Can Paid Search Drive Brand Awareness?

by | Jan 19, 2016 | Blog | 0 comments

As most advertisers will say, search engine marketing is primarily for conversion based campaigns, or reaching users as they are near the bottom of the purchase funnel. This is mostly true, as users are looking for products or services when they either want to purchase or learn more about it. So how can search work for branding?

Let’s look at Mother’s Day for example. Last year in the US alone, consumers spent approximately $20 billion on Mother’s Day. According to an article released by Bing, terms related to jewelry, cards, gifts, and flowers all spike in search volume around the middle of April, and carry through until Mother’s Day. These users are not searching for specific brands, but instead are looking for products that fit their shopping needs.  This provides a reach into unaided brand awareness, meaning they might not have known about the brand or have previously seen any other advertisements.

Where paid search comes in, as opposed to organic search results, is when a user is looking for something fairly broad, such as compact cars. A lot of the time, especially if a site isn’t optimized well for search and a term has a high amount of other sites that will show up organically, the organic listing won’t be in the first page results. With paid ads, a listing can show up where it wouldn’t otherwise, helping to boost awareness of a brand, and the products or services it provides.

Another type of targeting with paid search can work around users searching for terms that might be associated to a product somehow. Think with Google posted an article with some case studies around different leading brands, and their approach to using search for brand building. One good example they reported on for this was for Kleenex tissues. They created a paid search campaign around any cold or flu related search terms, as this was ultimately their target audience. This helped the brand achieve a 40% increase in sales overall.

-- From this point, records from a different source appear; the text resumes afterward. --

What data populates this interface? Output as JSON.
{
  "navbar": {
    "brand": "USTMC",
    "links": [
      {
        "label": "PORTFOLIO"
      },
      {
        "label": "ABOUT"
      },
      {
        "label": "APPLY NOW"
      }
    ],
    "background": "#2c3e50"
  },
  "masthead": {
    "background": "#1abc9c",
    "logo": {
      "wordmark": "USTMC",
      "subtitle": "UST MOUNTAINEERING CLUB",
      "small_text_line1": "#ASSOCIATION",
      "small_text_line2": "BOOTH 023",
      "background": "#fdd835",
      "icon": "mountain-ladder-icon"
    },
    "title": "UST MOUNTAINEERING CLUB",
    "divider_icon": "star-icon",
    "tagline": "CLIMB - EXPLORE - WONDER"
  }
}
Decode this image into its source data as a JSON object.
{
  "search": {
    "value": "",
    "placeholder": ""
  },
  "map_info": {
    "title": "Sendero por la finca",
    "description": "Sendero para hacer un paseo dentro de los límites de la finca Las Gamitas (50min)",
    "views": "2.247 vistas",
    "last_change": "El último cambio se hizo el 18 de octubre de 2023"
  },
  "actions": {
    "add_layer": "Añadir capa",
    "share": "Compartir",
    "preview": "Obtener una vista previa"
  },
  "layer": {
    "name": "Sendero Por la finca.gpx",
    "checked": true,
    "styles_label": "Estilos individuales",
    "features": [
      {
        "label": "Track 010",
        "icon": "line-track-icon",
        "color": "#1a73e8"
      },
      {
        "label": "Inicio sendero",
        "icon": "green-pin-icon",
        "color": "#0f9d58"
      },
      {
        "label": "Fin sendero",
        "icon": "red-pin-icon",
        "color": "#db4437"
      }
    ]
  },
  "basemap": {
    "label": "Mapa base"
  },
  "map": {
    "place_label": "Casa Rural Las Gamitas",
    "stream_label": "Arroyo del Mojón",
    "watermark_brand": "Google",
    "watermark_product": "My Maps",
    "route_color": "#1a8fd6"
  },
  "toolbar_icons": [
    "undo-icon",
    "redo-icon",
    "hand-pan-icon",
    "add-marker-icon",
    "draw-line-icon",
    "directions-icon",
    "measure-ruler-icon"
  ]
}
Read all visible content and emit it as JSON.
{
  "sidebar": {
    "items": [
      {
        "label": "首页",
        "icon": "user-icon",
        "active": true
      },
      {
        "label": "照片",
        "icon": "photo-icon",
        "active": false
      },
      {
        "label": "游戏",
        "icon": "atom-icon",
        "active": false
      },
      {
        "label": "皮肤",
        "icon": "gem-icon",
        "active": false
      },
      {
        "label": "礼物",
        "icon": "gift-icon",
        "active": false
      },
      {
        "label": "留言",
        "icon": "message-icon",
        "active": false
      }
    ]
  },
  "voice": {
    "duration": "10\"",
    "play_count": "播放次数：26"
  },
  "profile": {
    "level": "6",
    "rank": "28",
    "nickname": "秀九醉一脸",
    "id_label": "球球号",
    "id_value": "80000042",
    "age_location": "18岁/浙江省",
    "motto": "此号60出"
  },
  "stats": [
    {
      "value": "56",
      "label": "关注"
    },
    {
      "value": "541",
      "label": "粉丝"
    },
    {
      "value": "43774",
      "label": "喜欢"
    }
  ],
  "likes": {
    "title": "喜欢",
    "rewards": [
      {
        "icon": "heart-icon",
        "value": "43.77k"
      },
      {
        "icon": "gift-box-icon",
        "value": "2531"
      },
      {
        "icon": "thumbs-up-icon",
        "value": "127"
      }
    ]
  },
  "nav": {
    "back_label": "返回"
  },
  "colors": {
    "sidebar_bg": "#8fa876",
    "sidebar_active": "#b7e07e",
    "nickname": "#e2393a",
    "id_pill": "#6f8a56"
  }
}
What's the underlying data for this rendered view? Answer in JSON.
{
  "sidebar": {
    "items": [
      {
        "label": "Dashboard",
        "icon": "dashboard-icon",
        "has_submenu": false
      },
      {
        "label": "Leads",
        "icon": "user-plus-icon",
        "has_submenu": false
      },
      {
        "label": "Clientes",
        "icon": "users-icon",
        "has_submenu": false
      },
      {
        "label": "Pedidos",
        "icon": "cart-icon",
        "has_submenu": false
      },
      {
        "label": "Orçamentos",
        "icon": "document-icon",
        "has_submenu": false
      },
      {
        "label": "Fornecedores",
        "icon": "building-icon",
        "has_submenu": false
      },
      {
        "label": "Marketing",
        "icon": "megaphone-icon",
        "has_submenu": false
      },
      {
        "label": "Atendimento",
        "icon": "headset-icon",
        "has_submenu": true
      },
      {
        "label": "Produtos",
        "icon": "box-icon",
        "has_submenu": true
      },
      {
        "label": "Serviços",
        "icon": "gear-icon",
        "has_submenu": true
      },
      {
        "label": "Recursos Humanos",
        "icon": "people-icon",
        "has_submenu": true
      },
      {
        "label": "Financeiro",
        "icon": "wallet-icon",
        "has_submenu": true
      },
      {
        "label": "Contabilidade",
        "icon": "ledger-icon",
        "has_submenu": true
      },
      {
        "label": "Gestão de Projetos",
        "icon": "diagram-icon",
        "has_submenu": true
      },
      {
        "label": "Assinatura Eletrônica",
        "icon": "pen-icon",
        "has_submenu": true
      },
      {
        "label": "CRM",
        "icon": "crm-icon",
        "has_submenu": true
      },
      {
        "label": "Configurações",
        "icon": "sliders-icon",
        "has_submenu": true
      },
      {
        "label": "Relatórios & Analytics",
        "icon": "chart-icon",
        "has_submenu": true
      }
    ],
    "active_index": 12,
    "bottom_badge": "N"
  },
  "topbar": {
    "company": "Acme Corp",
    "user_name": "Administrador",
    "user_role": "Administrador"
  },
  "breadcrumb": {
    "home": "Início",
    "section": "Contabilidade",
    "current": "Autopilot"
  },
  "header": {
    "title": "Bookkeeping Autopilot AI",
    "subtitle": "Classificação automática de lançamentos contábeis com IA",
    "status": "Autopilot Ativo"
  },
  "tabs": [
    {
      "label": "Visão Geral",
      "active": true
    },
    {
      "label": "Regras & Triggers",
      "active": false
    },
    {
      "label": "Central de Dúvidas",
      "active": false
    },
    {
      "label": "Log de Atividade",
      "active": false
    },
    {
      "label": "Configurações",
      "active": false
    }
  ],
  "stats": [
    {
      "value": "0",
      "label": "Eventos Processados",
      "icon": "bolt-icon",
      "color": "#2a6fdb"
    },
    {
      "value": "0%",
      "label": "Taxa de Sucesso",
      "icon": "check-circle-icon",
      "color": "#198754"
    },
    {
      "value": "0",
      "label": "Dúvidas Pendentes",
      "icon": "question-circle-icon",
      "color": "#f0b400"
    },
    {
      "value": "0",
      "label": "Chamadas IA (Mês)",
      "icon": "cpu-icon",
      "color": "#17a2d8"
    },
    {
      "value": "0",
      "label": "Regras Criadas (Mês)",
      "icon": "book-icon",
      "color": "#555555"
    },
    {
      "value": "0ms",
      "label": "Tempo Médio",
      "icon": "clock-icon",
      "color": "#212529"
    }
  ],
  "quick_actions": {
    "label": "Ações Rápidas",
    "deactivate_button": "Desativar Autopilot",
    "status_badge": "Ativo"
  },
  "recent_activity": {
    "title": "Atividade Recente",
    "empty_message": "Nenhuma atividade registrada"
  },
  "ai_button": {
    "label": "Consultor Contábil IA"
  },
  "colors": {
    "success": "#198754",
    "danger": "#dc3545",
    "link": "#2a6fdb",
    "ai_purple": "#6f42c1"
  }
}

The ultimate takeaway from these articles is that search ads can help to reinforce, create, and/or bring awareness to the forefront for brands. The keys to a successful search branding campaign are numerous, but some simple steps are as follows:

  • Clear, concise, and relevant ad copy, with a call to action. This can be difficult with the very limited copy amount allowed, but is necessary. Especially since users spend very little time with search engine results themselves, it’s best to capture them within the first couple seconds. This leads me to my second step.
  • Aim for a decent top of the page rate, or at least an ad position within the first three to four spots. There are many eye tracking reports that suggest this is where the eyes land first, so if your campaign is doing poorly (five or below) it’s a good practice to optimize both the campaign, as well as the landing page. Optimization can also help to boost the ranking of your ad in the auction, which can help reduce bid costs.
  • Constantly look for new opportunities for a brand, and test them out. As mentioned in the Think with Google article’s Kleenex example, they tried different types of campaigns before finding search terms that proved successful for their brand.